We’ve been following the Plant-for-the-Planet Tree Academy template, planting 300 trees in 105 minutes. For this result we have say about 45 school children aged 8 – 12 and a dozen helping leaders and adults. If our youngsters are around 5th or 6th class, aged 11-12 or older then fewer adults are required. If the children are small, we have more adult helpers! This is for soft ground that is easy to dig, if the ground is hard then obviously it takes longer. Lately we have tried our former intern AB’s idea; have volunteers dig all the holes in advance; the children arrive, hold their sapling in the air all together, we blow a whistle and we plant say 50 in one go! This way works very well for us with smaller children as they do not require any tools and they can fill in the soil using gloved hands or they could use their boots, wellingtons or old ideally washable shoes such as runners to move the pile of dug-up soil in and firm down the sapling. (a spare pair of shoes is essential if they are going back to school) Working in pairs is also a good idea.

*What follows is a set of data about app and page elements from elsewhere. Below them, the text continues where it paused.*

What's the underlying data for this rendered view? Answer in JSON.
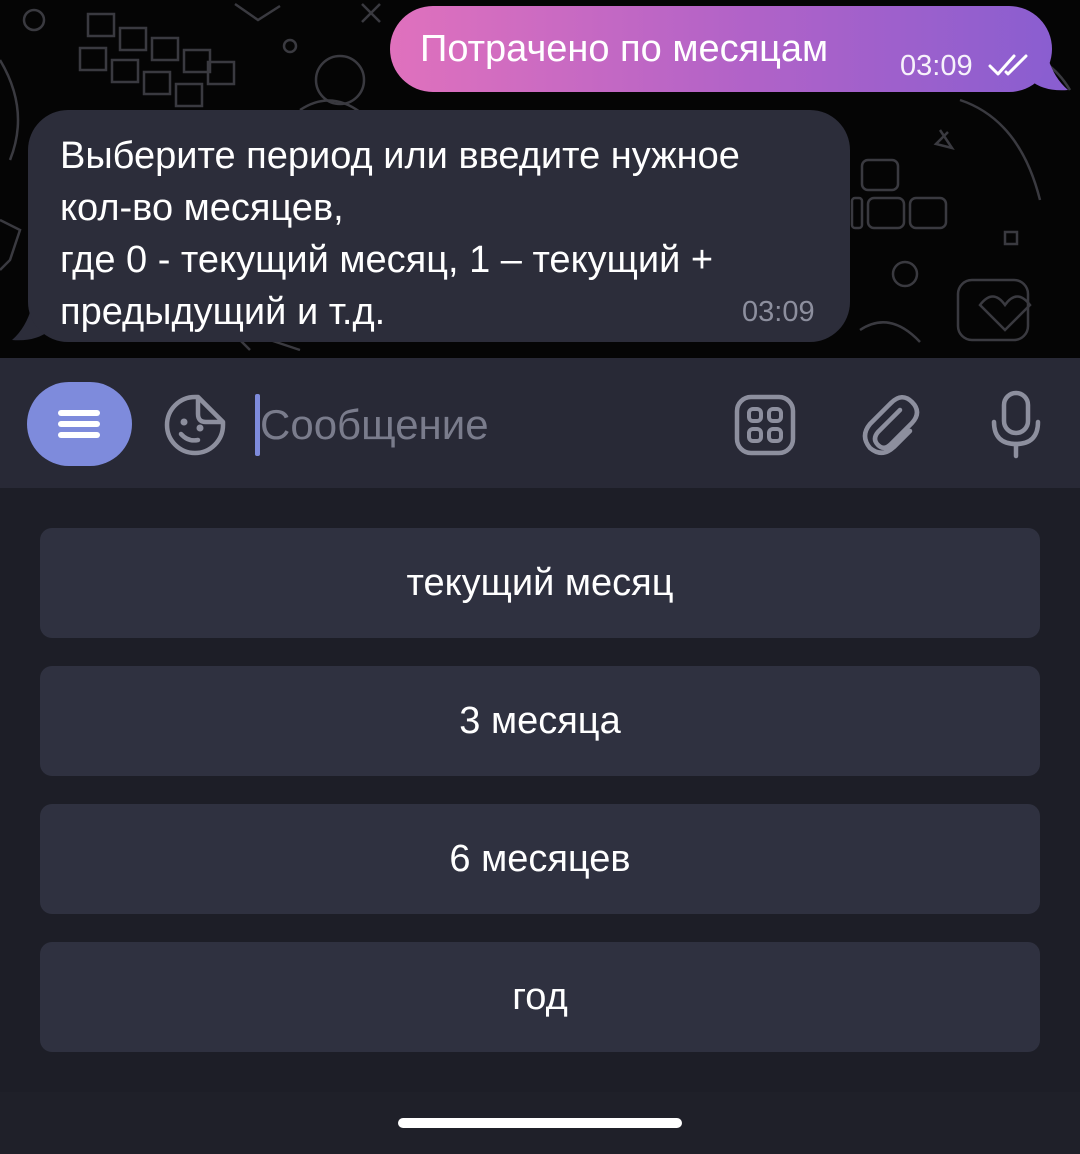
{
  "messages": {
    "outgoing": {
      "text": "Потрачено по месяцам",
      "time": "03:09",
      "status_icon": "double-check-icon"
    },
    "incoming": {
      "lines": [
        "Выберите период или введите нужное",
        "кол-во месяцев,",
        "где 0 - текущий месяц, 1 – текущий +",
        "предыдущий и т.д."
      ],
      "time": "03:09"
    }
  },
  "input_bar": {
    "menu_icon": "menu-lines-icon",
    "sticker_icon": "sticker-icon",
    "placeholder": "Сообщение",
    "keyboard_icon": "bot-keyboard-icon",
    "attach_icon": "paperclip-icon",
    "mic_icon": "microphone-icon"
  },
  "keyboard": {
    "buttons": [
      {
        "label": "текущий месяц"
      },
      {
        "label": "3 месяца"
      },
      {
        "label": "6 месяцев"
      },
      {
        "label": "год"
      }
    ]
  },
  "colors": {
    "accent": "#7e8bdc",
    "outgoing_gradient_start": "#e071bd",
    "outgoing_gradient_end": "#8a5ed0",
    "incoming_bubble": "#2c2d3a",
    "keyboard_button": "#2f3140"
  }
}
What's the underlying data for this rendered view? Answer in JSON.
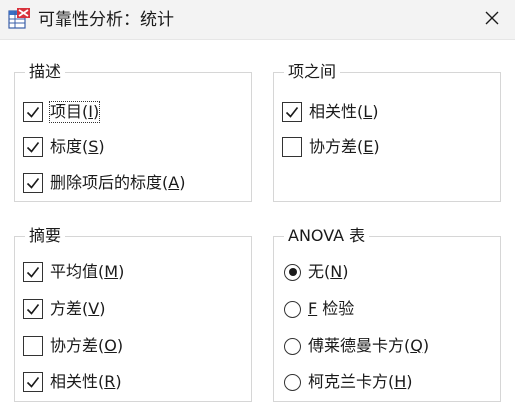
{
  "window": {
    "title": "可靠性分析：统计",
    "app_icon": "spss-table-icon",
    "close_icon": "close-icon"
  },
  "groups": {
    "descriptives": {
      "title": "描述",
      "items": [
        {
          "text": "项目",
          "mnemonic": "I",
          "checked": true
        },
        {
          "text": "标度",
          "mnemonic": "S",
          "checked": true
        },
        {
          "text": "删除项后的标度",
          "mnemonic": "A",
          "checked": true
        }
      ]
    },
    "inter_item": {
      "title": "项之间",
      "items": [
        {
          "text": "相关性",
          "mnemonic": "L",
          "checked": true
        },
        {
          "text": "协方差",
          "mnemonic": "E",
          "checked": false
        }
      ]
    },
    "summaries": {
      "title": "摘要",
      "items": [
        {
          "text": "平均值",
          "mnemonic": "M",
          "checked": true
        },
        {
          "text": "方差",
          "mnemonic": "V",
          "checked": true
        },
        {
          "text": "协方差",
          "mnemonic": "O",
          "checked": false
        },
        {
          "text": "相关性",
          "mnemonic": "R",
          "checked": true
        }
      ]
    },
    "anova": {
      "title": "ANOVA 表",
      "options": [
        {
          "pre": "无",
          "mnemonic": "N",
          "post": "",
          "selected": true,
          "mn_style": "paren"
        },
        {
          "pre": "",
          "mnemonic": "F",
          "post": " 检验",
          "selected": false,
          "mn_style": "plain"
        },
        {
          "pre": "傅莱德曼卡方",
          "mnemonic": "Q",
          "post": "",
          "selected": false,
          "mn_style": "paren"
        },
        {
          "pre": "柯克兰卡方",
          "mnemonic": "H",
          "post": "",
          "selected": false,
          "mn_style": "paren"
        }
      ]
    }
  },
  "colors": {
    "titlebar_bg": "#f3f3f3",
    "group_border": "#d6d6d6",
    "text": "#1a1a1a"
  }
}
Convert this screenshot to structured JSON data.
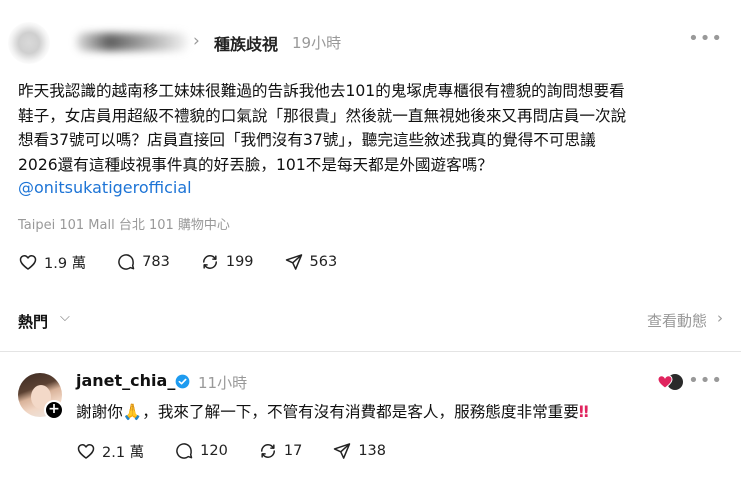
{
  "post": {
    "topic": "種族歧視",
    "time": "19小時",
    "more_icon": "more-horizontal-icon",
    "body_lines": [
      "昨天我認識的越南移工妹妹很難過的告訴我他去101的鬼塚虎專櫃很有禮貌的詢問想要看",
      "鞋子，女店員用超級不禮貌的口氣說「那很貴」然後就一直無視她後來又再問店員一次說",
      "想看37號可以嗎？店員直接回「我們沒有37號」，聽完這些敘述我真的覺得不可思議",
      "2026還有這種歧視事件真的好丟臉，101不是每天都是外國遊客嗎？"
    ],
    "mention": "@onitsukatigerofficial",
    "location": "Taipei 101 Mall 台北 101 購物中心",
    "stats": {
      "likes": "1.9 萬",
      "comments": "783",
      "reposts": "199",
      "shares": "563"
    }
  },
  "sort_bar": {
    "label": "熱門",
    "activity_link": "查看動態"
  },
  "reply": {
    "username": "janet_chia_",
    "time": "11小時",
    "text_part1": "謝謝你",
    "emoji": "🙏",
    "text_part2": "，我來了解一下，不管有沒有消費都是客人，服務態度非常重要",
    "end_mark": "‼",
    "stats": {
      "likes": "2.1 萬",
      "comments": "120",
      "reposts": "17",
      "shares": "138"
    }
  },
  "colors": {
    "link": "#1d74d6",
    "muted": "#999999",
    "verified": "#1d9bf0",
    "heart": "#e0245e"
  }
}
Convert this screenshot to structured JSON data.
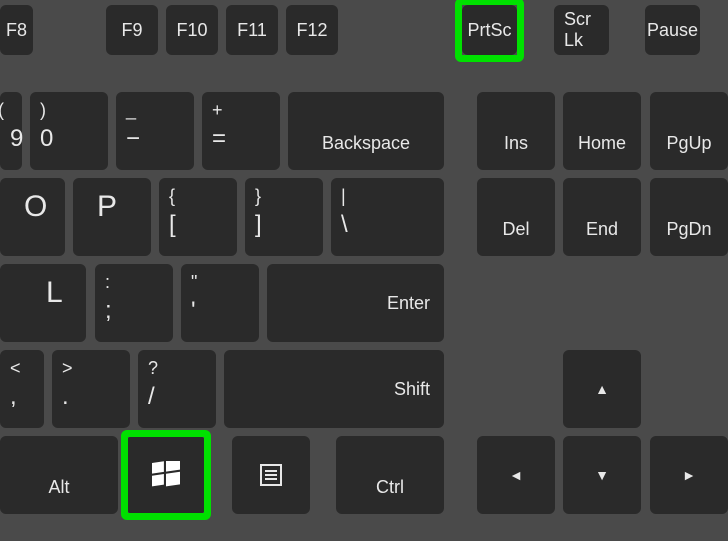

When will we add our trees to the UNEP Map?
The App is undergoing some refinements just now, we will email you with
simple instructions on how to add your planting to the world
Plant-for-the-Planet map so that we can monitor the trees’ progress and report
back to our sponsors.
Where do we plant trees?
We prioritise facilitating tree provision for permanent woodland
establishment on public lands. We always ensure we have permission from local
authorities/ landowners in writing before planting as well as a commitment to
see to the aftercare of the trees.
Can I just go out with my saplings and plant on my street, green or in the
If you plan to risk “guerrilla planting” please do so at your own
expense. We have found local authorities and landowners most willing to
participate in our initiative and indeed have received financial support from 9
local authorities to date. Often there are plans for future development in
county plans/issues with drains/cables etc. which affect choice of planting
site. Would you like someone coming and planting things in your garden without
asking? Exactly, so it is important to have the permission of the landowner. The risk is great that the saplings will be removed by strimming etc.
unless your community planting is part of an agreed plan.
Do we supply hanging baskets or vegetables?
Ok that is not a frequently asked question but we were asked these two
questions in the last fortnight as I write. When we have planted the million trees we plan
to plant more. At the end of the decade of restoration we will consider, with
the trillion trees planted worldwide, whether we want to then take on
vegetables or flowers. Lol. Best talk to the experts in these fields in the
meantime, e.g., Grow it Yourself Ireland, great organisation. Who incidentally
gave us a lot of help finding us orchard locations in Kilkenny!
Do you plant fruit trees?
If you want fruit trees from us, we run competitions from time to time; these cost us €17.00 each minimum and so we use them for special occasions. Keep an eye on our social media for such offers. You would be quicker to organise them yourself but if you have a really really good case for an orchard email us at email@example.com with Orchard in the subject line and we might be able to find a sponsor for your request.
How do I get trees?
Please send me your first and last name, address and eircode/postcode for your delivery, 2 phone numbers so that the van driver can reach you and does not have to wake us early in the morning or late at night if they cannot find where you are, an email address so we can contact you and how many you want; 100-300 . We will ask you to add them to our map as obviously we do not want to annoy the nurseries near you with people setting up some kind of shop lol. We are waiting to see what we can send this year – there has been a bit of a shortage of small-growing varieties that we like for hedgerow/understorey/garden varieties so if you are particular you may be disappointed; when they’re gone they’re gone. We have planned with our sponsors for a greater variety of smaller-growing species in the upcoming seasons from 2023 onwards.